Yes, but I feel it was the same way when I first started. Even then I felt that Austin was a very competitive place to be a photographer, which is what made it a good place to be a photographer because there was work here. For a city this size, there’s a vibrant photography community here. It’s not on the scale of New York or LA, but of anything in between those cities I feel like Austin has a really strong scene both in terms of the volume of work available, and of the talent that’s working here. So yes, it’s competitive, and I get emails from people all the time saying, ‘Hey, I just finished school and I’m moving to Austin…’ and I definitely want to write back to them and say ‘Don’t do it!’(laughs)

What’s the key in such a climate to maintaining – or growing – a sustainable photography business?
Learning how to run the actual business! Most people have a hard time learning how to balance the photography part and the business part. If you’re like me, a one-man band, it can be difficult being on a commercial shoot having a conversation about photographer’s fees and then you have to turn around and talk about the artistic aspect of the shoot.

Even aside from that, it takes a lot of effort for me to be organized. Paperwork piles high really fast, so it’s definitely a learned discipline for me. I can do it now, but it doesn’t come naturally to me. It was tough.

Do you expect to work more on commercial projects in the future?
I think so. I would like to. I think if you want to grow in terms of your business and the money that you make, you have to. The work is really satisfying. Editorial is wonderful because you have a very broad set of parameters, and anything within those parameters is fair game. Commercial work is a little more artisan than artist – you’re working on something that was already decided by other people a long time ago. There’s nothing wrong with that; it’s just a different experience. I haven’t fully gotten there yet, but it’s definitively something I see myself continuing to do – God willing and the creek don’t rise.

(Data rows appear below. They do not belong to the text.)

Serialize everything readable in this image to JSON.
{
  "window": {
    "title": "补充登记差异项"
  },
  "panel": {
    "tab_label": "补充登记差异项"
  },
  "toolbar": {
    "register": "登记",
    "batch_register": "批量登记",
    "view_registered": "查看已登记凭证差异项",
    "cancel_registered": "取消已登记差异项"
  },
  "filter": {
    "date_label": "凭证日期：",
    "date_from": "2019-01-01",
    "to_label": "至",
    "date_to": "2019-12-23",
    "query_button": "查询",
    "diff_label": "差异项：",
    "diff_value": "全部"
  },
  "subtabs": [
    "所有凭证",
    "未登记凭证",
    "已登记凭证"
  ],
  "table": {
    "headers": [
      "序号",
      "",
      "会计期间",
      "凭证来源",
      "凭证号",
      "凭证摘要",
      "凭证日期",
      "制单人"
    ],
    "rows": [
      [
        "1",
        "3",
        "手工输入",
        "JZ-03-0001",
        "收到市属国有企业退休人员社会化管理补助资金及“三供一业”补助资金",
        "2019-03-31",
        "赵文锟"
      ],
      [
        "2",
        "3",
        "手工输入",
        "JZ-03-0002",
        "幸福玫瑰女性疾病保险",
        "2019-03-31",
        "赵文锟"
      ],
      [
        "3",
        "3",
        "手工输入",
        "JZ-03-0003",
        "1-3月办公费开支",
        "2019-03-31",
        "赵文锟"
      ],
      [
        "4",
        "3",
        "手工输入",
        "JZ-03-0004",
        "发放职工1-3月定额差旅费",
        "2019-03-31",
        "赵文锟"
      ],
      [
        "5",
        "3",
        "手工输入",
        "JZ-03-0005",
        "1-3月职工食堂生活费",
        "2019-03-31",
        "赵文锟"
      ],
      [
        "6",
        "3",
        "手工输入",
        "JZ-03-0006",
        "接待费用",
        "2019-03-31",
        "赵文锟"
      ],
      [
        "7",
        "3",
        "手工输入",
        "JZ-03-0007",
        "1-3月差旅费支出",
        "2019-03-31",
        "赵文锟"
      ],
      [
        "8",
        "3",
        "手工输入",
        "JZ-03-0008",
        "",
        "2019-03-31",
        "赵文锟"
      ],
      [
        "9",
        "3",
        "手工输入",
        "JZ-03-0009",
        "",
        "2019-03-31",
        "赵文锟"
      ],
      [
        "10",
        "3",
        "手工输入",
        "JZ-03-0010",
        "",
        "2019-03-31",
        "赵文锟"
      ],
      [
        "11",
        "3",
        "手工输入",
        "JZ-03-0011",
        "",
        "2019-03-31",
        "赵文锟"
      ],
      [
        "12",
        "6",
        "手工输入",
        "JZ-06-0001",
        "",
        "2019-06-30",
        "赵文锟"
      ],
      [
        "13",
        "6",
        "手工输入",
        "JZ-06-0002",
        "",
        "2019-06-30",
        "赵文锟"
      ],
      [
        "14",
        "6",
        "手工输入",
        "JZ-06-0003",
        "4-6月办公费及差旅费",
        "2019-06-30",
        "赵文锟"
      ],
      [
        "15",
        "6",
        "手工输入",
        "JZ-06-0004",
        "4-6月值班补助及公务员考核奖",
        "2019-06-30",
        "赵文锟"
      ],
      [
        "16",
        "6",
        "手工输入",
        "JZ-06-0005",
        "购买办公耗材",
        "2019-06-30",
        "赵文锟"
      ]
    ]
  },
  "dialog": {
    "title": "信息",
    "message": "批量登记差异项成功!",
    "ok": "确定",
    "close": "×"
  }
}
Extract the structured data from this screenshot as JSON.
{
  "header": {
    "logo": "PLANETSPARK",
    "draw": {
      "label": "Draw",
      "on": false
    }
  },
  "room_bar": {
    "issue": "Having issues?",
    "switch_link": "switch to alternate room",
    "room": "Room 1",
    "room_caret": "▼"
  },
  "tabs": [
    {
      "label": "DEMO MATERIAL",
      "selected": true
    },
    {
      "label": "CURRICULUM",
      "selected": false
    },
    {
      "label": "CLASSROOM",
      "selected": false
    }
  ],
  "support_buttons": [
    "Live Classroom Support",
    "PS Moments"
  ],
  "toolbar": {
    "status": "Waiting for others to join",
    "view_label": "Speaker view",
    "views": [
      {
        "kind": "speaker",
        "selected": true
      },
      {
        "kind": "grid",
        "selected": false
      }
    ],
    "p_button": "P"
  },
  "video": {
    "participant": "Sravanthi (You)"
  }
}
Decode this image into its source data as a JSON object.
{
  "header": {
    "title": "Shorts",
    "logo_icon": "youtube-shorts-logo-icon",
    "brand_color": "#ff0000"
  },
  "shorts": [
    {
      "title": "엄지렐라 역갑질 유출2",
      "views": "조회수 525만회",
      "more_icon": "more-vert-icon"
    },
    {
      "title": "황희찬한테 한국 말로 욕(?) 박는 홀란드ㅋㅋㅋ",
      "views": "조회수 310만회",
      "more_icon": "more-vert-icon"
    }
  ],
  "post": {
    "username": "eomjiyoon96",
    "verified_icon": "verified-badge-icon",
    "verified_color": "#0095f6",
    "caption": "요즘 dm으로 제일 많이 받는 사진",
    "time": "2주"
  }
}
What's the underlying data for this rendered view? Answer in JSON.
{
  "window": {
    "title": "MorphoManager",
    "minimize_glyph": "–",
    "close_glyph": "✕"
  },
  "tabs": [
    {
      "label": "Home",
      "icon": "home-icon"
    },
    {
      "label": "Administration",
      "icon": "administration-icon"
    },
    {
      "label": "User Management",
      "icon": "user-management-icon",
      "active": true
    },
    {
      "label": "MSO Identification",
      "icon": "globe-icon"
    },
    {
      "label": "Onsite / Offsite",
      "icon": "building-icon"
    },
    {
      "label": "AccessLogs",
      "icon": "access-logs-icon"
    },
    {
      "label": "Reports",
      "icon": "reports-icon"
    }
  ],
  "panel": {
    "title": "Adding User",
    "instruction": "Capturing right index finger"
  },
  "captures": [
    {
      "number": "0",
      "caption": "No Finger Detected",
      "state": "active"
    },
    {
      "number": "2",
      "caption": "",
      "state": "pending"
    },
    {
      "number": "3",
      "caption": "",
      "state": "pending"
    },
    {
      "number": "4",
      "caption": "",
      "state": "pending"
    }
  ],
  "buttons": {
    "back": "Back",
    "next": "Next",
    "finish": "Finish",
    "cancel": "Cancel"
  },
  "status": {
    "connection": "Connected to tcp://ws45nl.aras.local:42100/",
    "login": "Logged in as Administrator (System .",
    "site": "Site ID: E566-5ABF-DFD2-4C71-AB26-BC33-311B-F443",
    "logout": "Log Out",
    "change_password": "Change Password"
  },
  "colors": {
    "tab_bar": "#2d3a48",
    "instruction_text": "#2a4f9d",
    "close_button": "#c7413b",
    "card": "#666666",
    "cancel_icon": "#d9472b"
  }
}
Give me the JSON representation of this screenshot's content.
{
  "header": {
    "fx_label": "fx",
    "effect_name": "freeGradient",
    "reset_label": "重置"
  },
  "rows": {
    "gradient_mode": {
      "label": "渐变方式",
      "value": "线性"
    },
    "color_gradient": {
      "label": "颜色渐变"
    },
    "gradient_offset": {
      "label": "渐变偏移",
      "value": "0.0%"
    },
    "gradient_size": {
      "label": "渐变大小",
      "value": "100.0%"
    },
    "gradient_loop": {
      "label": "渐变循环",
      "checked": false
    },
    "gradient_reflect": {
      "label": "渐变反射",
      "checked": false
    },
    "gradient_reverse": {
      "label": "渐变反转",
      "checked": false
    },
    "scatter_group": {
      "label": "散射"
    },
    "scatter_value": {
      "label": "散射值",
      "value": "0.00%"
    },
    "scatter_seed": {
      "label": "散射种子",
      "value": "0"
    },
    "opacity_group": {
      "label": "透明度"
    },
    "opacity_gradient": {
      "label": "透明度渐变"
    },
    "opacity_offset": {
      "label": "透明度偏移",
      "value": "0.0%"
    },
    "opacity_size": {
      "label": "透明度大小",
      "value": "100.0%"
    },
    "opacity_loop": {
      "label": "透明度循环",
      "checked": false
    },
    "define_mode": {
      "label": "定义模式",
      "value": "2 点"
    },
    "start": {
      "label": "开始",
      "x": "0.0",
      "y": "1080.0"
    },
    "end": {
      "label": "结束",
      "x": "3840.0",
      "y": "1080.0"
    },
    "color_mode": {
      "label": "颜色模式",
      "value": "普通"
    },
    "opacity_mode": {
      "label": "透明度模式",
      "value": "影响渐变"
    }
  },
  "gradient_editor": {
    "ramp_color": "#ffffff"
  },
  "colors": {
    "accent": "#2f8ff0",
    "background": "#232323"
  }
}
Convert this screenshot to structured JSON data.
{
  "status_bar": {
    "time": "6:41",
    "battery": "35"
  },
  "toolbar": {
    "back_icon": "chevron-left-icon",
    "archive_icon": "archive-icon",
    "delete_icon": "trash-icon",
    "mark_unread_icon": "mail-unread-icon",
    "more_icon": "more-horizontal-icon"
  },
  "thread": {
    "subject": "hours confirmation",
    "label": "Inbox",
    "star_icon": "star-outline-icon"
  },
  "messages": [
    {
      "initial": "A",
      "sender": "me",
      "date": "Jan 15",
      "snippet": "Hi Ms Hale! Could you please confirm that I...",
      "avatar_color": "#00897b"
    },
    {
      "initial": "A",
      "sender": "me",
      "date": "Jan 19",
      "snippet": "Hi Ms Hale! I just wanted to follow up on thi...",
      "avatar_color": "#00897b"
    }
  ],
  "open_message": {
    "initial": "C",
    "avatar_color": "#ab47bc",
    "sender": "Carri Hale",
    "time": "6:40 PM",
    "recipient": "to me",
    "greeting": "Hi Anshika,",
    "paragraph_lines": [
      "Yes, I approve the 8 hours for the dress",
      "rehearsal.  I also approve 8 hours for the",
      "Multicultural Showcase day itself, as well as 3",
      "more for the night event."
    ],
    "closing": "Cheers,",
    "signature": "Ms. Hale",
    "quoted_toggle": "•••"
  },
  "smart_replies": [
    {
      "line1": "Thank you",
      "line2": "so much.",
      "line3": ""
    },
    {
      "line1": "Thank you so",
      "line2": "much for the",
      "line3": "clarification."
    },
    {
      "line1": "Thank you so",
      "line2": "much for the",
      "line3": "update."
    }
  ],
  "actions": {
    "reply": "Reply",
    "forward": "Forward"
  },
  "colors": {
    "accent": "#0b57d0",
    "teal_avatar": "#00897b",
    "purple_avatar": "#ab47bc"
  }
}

John Davidson is an editorial and commercial photographer (M40 Photography), based in Austin, Texas. John grew up in Manchester, England, and moved to Los Angeles when he was young and reckless. He spent close to a decade living in Brooklyn, NY, where he worked primarily as a freelance writer. He landed in Austin in 2008. John is married, with 1.4 children, at the time of writing. Website*Instagram*Twitter